[Collected data]
#####

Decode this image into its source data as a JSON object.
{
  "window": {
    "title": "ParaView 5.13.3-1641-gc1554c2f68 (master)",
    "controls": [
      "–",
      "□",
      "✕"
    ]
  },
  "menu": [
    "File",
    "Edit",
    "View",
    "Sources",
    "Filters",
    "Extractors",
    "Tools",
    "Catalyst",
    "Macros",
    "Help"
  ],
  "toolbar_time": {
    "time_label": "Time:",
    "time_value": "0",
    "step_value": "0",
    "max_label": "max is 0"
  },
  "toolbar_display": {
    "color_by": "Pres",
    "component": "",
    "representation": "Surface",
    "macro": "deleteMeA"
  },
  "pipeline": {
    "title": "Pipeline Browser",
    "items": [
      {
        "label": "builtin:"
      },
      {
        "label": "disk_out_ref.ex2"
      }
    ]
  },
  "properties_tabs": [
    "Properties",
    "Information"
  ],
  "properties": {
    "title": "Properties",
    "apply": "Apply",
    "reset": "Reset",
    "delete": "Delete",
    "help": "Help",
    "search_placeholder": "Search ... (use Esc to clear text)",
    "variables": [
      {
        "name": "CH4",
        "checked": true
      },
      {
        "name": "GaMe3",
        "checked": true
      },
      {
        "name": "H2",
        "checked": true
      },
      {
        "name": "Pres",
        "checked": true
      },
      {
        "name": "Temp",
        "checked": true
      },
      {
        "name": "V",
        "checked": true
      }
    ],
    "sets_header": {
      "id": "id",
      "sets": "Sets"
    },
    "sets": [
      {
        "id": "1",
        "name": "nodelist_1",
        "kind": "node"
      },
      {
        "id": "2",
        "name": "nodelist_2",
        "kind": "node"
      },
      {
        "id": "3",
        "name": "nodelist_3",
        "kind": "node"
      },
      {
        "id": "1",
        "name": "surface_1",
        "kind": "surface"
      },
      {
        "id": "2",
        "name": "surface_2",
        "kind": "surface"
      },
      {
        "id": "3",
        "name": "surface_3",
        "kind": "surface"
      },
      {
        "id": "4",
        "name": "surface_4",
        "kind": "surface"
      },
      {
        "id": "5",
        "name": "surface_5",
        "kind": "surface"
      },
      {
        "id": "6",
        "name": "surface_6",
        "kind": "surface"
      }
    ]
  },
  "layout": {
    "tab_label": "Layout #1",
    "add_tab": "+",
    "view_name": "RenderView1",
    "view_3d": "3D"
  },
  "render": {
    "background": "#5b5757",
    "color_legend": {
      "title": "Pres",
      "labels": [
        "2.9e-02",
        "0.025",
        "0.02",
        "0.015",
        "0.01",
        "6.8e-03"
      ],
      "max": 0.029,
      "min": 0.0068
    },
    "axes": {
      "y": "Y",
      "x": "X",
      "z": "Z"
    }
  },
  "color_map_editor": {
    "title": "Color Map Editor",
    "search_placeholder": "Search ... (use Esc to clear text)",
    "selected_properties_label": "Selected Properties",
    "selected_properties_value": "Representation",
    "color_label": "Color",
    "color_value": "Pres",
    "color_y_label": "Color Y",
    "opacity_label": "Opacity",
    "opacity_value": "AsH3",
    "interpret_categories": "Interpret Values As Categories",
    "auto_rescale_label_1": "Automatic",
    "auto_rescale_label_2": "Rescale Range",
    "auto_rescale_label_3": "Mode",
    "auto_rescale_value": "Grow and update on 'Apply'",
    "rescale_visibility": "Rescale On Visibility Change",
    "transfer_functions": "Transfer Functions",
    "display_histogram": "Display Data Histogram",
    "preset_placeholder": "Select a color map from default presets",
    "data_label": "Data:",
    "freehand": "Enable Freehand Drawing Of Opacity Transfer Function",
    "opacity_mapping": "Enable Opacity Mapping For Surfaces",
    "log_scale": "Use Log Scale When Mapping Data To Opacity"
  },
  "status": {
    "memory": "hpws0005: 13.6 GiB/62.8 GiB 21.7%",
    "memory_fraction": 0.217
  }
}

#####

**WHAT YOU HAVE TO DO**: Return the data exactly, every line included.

**RESPONSE TO THIS TASK**:
Decode this image into its source data as a JSON object.
{
  "window": {
    "title": "ParaView 5.13.3-1641-gc1554c2f68 (master)",
    "controls": [
      "–",
      "□",
      "✕"
    ]
  },
  "menu": [
    "File",
    "Edit",
    "View",
    "Sources",
    "Filters",
    "Extractors",
    "Tools",
    "Catalyst",
    "Macros",
    "Help"
  ],
  "toolbar_time": {
    "time_label": "Time:",
    "time_value": "0",
    "step_value": "0",
    "max_label": "max is 0"
  },
  "toolbar_display": {
    "color_by": "Pres",
    "component": "",
    "representation": "Surface",
    "macro": "deleteMeA"
  },
  "pipeline": {
    "title": "Pipeline Browser",
    "items": [
      {
        "label": "builtin:"
      },
      {
        "label": "disk_out_ref.ex2"
      }
    ]
  },
  "properties_tabs": [
    "Properties",
    "Information"
  ],
  "properties": {
    "title": "Properties",
    "apply": "Apply",
    "reset": "Reset",
    "delete": "Delete",
    "help": "Help",
    "search_placeholder": "Search ... (use Esc to clear text)",
    "variables": [
      {
        "name": "CH4",
        "checked": true
      },
      {
        "name": "GaMe3",
        "checked": true
      },
      {
        "name": "H2",
        "checked": true
      },
      {
        "name": "Pres",
        "checked": true
      },
      {
        "name": "Temp",
        "checked": true
      },
      {
        "name": "V",
        "checked": true
      }
    ],
    "sets_header": {
      "id": "id",
      "sets": "Sets"
    },
    "sets": [
      {
        "id": "1",
        "name": "nodelist_1",
        "kind": "node"
      },
      {
        "id": "2",
        "name": "nodelist_2",
        "kind": "node"
      },
      {
        "id": "3",
        "name": "nodelist_3",
        "kind": "node"
      },
      {
        "id": "1",
        "name": "surface_1",
        "kind": "surface"
      },
      {
        "id": "2",
        "name": "surface_2",
        "kind": "surface"
      },
      {
        "id": "3",
        "name": "surface_3",
        "kind": "surface"
      },
      {
        "id": "4",
        "name": "surface_4",
        "kind": "surface"
      },
      {
        "id": "5",
        "name": "surface_5",
        "kind": "surface"
      },
      {
        "id": "6",
        "name": "surface_6",
        "kind": "surface"
      }
    ]
  },
  "layout": {
    "tab_label": "Layout #1",
    "add_tab": "+",
    "view_name": "RenderView1",
    "view_3d": "3D"
  },
  "render": {
    "background": "#5b5757",
    "color_legend": {
      "title": "Pres",
      "labels": [
        "2.9e-02",
        "0.025",
        "0.02",
        "0.015",
        "0.01",
        "6.8e-03"
      ],
      "max": 0.029,
      "min": 0.0068
    },
    "axes": {
      "y": "Y",
      "x": "X",
      "z": "Z"
    }
  },
  "color_map_editor": {
    "title": "Color Map Editor",
    "search_placeholder": "Search ... (use Esc to clear text)",
    "selected_properties_label": "Selected Properties",
    "selected_properties_value": "Representation",
    "color_label": "Color",
    "color_value": "Pres",
    "color_y_label": "Color Y",
    "opacity_label": "Opacity",
    "opacity_value": "AsH3",
    "interpret_categories": "Interpret Values As Categories",
    "auto_rescale_label_1": "Automatic",
    "auto_rescale_label_2": "Rescale Range",
    "auto_rescale_label_3": "Mode",
    "auto_rescale_value": "Grow and update on 'Apply'",
    "rescale_visibility": "Rescale On Visibility Change",
    "transfer_functions": "Transfer Functions",
    "display_histogram": "Display Data Histogram",
    "preset_placeholder": "Select a color map from default presets",
    "data_label": "Data:",
    "freehand": "Enable Freehand Drawing Of Opacity Transfer Function",
    "opacity_mapping": "Enable Opacity Mapping For Surfaces",
    "log_scale": "Use Log Scale When Mapping Data To Opacity"
  },
  "status": {
    "memory": "hpws0005: 13.6 GiB/62.8 GiB 21.7%",
    "memory_fraction": 0.217
  }
}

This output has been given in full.